### EXERCISE GOAL
Whatever appears in the data below, copy it exactly.

-------- DATA TO EXAMINE

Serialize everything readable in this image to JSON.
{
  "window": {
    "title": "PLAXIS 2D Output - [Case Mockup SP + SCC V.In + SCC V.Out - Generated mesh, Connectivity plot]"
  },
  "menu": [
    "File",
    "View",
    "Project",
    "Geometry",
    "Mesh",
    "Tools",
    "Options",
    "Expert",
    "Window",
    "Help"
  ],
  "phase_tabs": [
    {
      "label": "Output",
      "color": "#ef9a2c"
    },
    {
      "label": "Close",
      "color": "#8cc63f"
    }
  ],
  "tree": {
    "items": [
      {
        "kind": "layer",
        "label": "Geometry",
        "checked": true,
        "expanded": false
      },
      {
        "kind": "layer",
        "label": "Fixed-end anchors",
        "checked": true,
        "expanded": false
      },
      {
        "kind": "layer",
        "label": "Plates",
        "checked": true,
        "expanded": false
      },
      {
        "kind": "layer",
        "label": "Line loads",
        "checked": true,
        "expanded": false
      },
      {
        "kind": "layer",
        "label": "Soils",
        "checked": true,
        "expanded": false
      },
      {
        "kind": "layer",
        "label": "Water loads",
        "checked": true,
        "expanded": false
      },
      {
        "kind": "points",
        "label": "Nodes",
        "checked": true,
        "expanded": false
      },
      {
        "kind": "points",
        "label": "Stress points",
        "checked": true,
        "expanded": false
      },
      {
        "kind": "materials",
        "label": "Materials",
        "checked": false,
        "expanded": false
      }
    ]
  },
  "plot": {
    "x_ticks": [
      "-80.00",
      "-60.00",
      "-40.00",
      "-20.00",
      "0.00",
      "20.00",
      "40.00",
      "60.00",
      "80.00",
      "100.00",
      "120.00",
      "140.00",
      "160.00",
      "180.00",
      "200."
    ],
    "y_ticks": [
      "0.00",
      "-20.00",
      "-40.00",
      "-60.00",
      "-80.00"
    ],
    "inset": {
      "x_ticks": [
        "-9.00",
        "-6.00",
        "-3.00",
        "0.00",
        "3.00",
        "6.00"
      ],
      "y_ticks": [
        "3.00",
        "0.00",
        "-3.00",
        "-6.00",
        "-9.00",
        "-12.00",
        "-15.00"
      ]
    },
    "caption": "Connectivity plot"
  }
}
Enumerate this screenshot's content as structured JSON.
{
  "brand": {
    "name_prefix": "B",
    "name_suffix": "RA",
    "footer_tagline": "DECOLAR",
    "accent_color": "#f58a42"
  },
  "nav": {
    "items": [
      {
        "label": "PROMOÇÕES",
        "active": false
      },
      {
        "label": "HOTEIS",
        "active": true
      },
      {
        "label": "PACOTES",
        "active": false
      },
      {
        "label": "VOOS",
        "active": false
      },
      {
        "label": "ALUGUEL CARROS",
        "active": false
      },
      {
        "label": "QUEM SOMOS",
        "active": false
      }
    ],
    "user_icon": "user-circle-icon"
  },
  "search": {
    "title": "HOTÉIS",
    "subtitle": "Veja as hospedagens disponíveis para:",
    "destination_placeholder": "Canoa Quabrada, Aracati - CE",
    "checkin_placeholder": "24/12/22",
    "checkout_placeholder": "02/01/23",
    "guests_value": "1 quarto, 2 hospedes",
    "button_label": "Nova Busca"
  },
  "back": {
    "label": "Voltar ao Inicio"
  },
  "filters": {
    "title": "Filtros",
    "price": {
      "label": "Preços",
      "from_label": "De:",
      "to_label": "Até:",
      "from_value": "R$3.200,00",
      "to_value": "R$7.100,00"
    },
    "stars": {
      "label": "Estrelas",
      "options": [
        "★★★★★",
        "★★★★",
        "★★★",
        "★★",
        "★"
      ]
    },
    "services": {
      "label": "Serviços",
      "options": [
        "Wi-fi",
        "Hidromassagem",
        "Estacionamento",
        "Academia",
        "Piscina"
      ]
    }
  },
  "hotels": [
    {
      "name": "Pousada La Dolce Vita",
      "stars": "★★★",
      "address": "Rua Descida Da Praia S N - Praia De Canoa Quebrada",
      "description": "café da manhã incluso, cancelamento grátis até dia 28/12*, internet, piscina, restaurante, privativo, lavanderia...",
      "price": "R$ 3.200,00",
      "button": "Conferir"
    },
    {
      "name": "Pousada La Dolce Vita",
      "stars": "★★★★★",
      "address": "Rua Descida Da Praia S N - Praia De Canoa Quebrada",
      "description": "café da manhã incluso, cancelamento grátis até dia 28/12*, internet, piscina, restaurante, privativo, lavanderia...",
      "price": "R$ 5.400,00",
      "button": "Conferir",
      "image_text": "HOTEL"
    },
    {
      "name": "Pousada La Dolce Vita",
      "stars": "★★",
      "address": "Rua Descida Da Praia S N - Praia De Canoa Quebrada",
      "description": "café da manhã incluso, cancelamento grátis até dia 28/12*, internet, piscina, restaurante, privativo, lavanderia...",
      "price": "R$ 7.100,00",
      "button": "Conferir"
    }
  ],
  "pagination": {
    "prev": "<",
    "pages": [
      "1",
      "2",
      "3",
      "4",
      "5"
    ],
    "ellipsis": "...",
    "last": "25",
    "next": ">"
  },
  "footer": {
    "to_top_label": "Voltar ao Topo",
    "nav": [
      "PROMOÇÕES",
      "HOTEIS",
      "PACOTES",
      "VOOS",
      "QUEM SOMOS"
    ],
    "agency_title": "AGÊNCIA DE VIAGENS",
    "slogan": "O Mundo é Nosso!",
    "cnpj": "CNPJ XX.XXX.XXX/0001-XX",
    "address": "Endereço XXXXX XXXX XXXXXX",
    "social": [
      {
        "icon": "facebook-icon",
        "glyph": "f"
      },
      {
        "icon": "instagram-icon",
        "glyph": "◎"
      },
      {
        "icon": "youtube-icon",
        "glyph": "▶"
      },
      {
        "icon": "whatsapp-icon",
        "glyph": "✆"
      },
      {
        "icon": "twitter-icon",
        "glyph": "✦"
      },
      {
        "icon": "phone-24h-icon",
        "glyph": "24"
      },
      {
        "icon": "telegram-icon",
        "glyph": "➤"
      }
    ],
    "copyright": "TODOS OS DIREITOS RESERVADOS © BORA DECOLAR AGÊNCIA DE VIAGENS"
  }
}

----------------

### RESULT OF THIS EXERCISE
Serialize everything readable in this image to JSON.
{
  "window": {
    "title": "PLAXIS 2D Output - [Case Mockup SP + SCC V.In + SCC V.Out - Generated mesh, Connectivity plot]"
  },
  "menu": [
    "File",
    "View",
    "Project",
    "Geometry",
    "Mesh",
    "Tools",
    "Options",
    "Expert",
    "Window",
    "Help"
  ],
  "phase_tabs": [
    {
      "label": "Output",
      "color": "#ef9a2c"
    },
    {
      "label": "Close",
      "color": "#8cc63f"
    }
  ],
  "tree": {
    "items": [
      {
        "kind": "layer",
        "label": "Geometry",
        "checked": true,
        "expanded": false
      },
      {
        "kind": "layer",
        "label": "Fixed-end anchors",
        "checked": true,
        "expanded": false
      },
      {
        "kind": "layer",
        "label": "Plates",
        "checked": true,
        "expanded": false
      },
      {
        "kind": "layer",
        "label": "Line loads",
        "checked": true,
        "expanded": false
      },
      {
        "kind": "layer",
        "label": "Soils",
        "checked": true,
        "expanded": false
      },
      {
        "kind": "layer",
        "label": "Water loads",
        "checked": true,
        "expanded": false
      },
      {
        "kind": "points",
        "label": "Nodes",
        "checked": true,
        "expanded": false
      },
      {
        "kind": "points",
        "label": "Stress points",
        "checked": true,
        "expanded": false
      },
      {
        "kind": "materials",
        "label": "Materials",
        "checked": false,
        "expanded": false
      }
    ]
  },
  "plot": {
    "x_ticks": [
      "-80.00",
      "-60.00",
      "-40.00",
      "-20.00",
      "0.00",
      "20.00",
      "40.00",
      "60.00",
      "80.00",
      "100.00",
      "120.00",
      "140.00",
      "160.00",
      "180.00",
      "200."
    ],
    "y_ticks": [
      "0.00",
      "-20.00",
      "-40.00",
      "-60.00",
      "-80.00"
    ],
    "inset": {
      "x_ticks": [
        "-9.00",
        "-6.00",
        "-3.00",
        "0.00",
        "3.00",
        "6.00"
      ],
      "y_ticks": [
        "3.00",
        "0.00",
        "-3.00",
        "-6.00",
        "-9.00",
        "-12.00",
        "-15.00"
      ]
    },
    "caption": "Connectivity plot"
  }
}
Enumerate this screenshot's content as structured JSON.
{
  "brand": {
    "name_prefix": "B",
    "name_suffix": "RA",
    "footer_tagline": "DECOLAR",
    "accent_color": "#f58a42"
  },
  "nav": {
    "items": [
      {
        "label": "PROMOÇÕES",
        "active": false
      },
      {
        "label": "HOTEIS",
        "active": true
      },
      {
        "label": "PACOTES",
        "active": false
      },
      {
        "label": "VOOS",
        "active": false
      },
      {
        "label": "ALUGUEL CARROS",
        "active": false
      },
      {
        "label": "QUEM SOMOS",
        "active": false
      }
    ],
    "user_icon": "user-circle-icon"
  },
  "search": {
    "title": "HOTÉIS",
    "subtitle": "Veja as hospedagens disponíveis para:",
    "destination_placeholder": "Canoa Quabrada, Aracati - CE",
    "checkin_placeholder": "24/12/22",
    "checkout_placeholder": "02/01/23",
    "guests_value": "1 quarto, 2 hospedes",
    "button_label": "Nova Busca"
  },
  "back": {
    "label": "Voltar ao Inicio"
  },
  "filters": {
    "title": "Filtros",
    "price": {
      "label": "Preços",
      "from_label": "De:",
      "to_label": "Até:",
      "from_value": "R$3.200,00",
      "to_value": "R$7.100,00"
    },
    "stars": {
      "label": "Estrelas",
      "options": [
        "★★★★★",
        "★★★★",
        "★★★",
        "★★",
        "★"
      ]
    },
    "services": {
      "label": "Serviços",
      "options": [
        "Wi-fi",
        "Hidromassagem",
        "Estacionamento",
        "Academia",
        "Piscina"
      ]
    }
  },
  "hotels": [
    {
      "name": "Pousada La Dolce Vita",
      "stars": "★★★",
      "address": "Rua Descida Da Praia S N - Praia De Canoa Quebrada",
      "description": "café da manhã incluso, cancelamento grátis até dia 28/12*, internet, piscina, restaurante, privativo, lavanderia...",
      "price": "R$ 3.200,00",
      "button": "Conferir"
    },
    {
      "name": "Pousada La Dolce Vita",
      "stars": "★★★★★",
      "address": "Rua Descida Da Praia S N - Praia De Canoa Quebrada",
      "description": "café da manhã incluso, cancelamento grátis até dia 28/12*, internet, piscina, restaurante, privativo, lavanderia...",
      "price": "R$ 5.400,00",
      "button": "Conferir",
      "image_text": "HOTEL"
    },
    {
      "name": "Pousada La Dolce Vita",
      "stars": "★★",
      "address": "Rua Descida Da Praia S N - Praia De Canoa Quebrada",
      "description": "café da manhã incluso, cancelamento grátis até dia 28/12*, internet, piscina, restaurante, privativo, lavanderia...",
      "price": "R$ 7.100,00",
      "button": "Conferir"
    }
  ],
  "pagination": {
    "prev": "<",
    "pages": [
      "1",
      "2",
      "3",
      "4",
      "5"
    ],
    "ellipsis": "...",
    "last": "25",
    "next": ">"
  },
  "footer": {
    "to_top_label": "Voltar ao Topo",
    "nav": [
      "PROMOÇÕES",
      "HOTEIS",
      "PACOTES",
      "VOOS",
      "QUEM SOMOS"
    ],
    "agency_title": "AGÊNCIA DE VIAGENS",
    "slogan": "O Mundo é Nosso!",
    "cnpj": "CNPJ XX.XXX.XXX/0001-XX",
    "address": "Endereço XXXXX XXXX XXXXXX",
    "social": [
      {
        "icon": "facebook-icon",
        "glyph": "f"
      },
      {
        "icon": "instagram-icon",
        "glyph": "◎"
      },
      {
        "icon": "youtube-icon",
        "glyph": "▶"
      },
      {
        "icon": "whatsapp-icon",
        "glyph": "✆"
      },
      {
        "icon": "twitter-icon",
        "glyph": "✦"
      },
      {
        "icon": "phone-24h-icon",
        "glyph": "24"
      },
      {
        "icon": "telegram-icon",
        "glyph": "➤"
      }
    ],
    "copyright": "TODOS OS DIREITOS RESERVADOS © BORA DECOLAR AGÊNCIA DE VIAGENS"
  }
}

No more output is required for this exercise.